Giuseppe Tomasi di Lampedusa’s library was beautiful—as was the rest of the mansion, which was quite aware of its own grandiosity. Three college girls from the UK on an internship program in Sicily gave us a tour of the house, giving a little background on certain elements of the house or portraits that featured descendants of Lampedusa, including the duchess, who still lives in the house and offers cooking lessons for nearly 200 euro. WWII bombing destroyed some of the house, but most of it was preserved (aside from the duchess’s private quarters). This whole idea of preservation takes on an ironic tone when considering Il Gattopardo—Lampedusa wrote about the dying aristocracy at the end of the 19th century, yet his ancestors are trying to hold on to the already-gone aristocracy years later.

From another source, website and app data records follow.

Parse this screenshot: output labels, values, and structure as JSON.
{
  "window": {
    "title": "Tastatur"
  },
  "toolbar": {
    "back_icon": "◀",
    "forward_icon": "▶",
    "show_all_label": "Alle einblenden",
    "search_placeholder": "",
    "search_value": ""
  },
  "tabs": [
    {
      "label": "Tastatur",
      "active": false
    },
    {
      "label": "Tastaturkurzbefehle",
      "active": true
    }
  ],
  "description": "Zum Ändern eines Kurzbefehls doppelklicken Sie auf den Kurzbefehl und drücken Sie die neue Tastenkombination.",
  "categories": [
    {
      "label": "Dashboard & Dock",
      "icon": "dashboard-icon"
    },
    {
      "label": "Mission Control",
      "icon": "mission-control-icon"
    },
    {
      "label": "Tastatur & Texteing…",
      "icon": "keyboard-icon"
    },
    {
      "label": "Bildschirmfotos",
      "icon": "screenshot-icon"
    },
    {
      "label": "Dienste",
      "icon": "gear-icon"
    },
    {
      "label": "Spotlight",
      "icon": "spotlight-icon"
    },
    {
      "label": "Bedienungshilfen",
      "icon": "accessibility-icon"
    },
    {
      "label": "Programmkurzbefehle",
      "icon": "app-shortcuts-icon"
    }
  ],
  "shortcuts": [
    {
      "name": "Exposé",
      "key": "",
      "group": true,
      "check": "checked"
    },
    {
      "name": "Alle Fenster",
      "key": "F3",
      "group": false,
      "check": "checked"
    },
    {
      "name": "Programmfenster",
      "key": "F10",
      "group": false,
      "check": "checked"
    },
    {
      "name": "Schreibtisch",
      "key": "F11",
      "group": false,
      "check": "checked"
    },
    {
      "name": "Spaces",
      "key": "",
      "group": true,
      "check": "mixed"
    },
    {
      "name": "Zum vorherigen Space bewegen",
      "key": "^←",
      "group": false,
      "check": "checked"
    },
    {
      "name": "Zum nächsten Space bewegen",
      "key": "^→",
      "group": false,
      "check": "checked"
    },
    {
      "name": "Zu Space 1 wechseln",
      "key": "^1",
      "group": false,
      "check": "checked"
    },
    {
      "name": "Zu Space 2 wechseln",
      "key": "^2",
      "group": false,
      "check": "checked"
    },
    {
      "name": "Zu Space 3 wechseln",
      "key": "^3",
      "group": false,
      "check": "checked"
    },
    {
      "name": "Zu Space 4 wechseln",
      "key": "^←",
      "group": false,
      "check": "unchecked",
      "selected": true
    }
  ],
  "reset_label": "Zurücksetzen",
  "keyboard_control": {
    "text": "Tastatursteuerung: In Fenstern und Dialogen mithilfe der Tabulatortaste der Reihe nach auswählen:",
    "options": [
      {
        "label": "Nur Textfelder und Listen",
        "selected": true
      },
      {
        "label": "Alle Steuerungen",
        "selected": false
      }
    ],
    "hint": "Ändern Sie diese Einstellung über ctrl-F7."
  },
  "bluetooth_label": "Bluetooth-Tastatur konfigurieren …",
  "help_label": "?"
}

A founding member of the grassroots group Addiopizzo spoke with us about the organization’s efforts to combat the mafia. Through convincing customers to shop only at establishments that don’t pay pizzo—“protection” money the mafia demands of shop owners that really only protects shops against the mafia—Addiopizzo has created a network of establishments that have taken a stance against paying pizzo. As the group’s motto states, “Un intero popolo che paga il pizzo è un popolo senza dignità.” By hindering the mafia economically, the group hopes to decrease not only the mafia’s political and social influences, but also Sicily’s association with the mafia. And so while I did send the photo above to my mom with the caption, “This is where Sofia died in the Godfather!!” I made sure to note after that we were on an “anti-mafia” tour and that, as our tour guide emphasized, this is the largest theater in Italy and the third largest in the world.
The architecture of the Palermo cathedral is one of the many visual examples of how Sicily has been conquered by so many groups over the years. Though beautiful, the cathedral is a mix of many different styles, each an effort of the newly powerful group to place their own mark on this land. Throughout the trip, in our visits to both ancient and modern sites, we noticed the way in which the island’s identity has been redefined over the centuries. Earlier that day, during our visit to a prison used during the Spanish Inquisition, we saw the way the prisoners from all different parts of the world wrote prayers and words in different languages on the walls, still preserved. This marriage—co-existence? conflict?—of various cultures perpetuates across Sicily.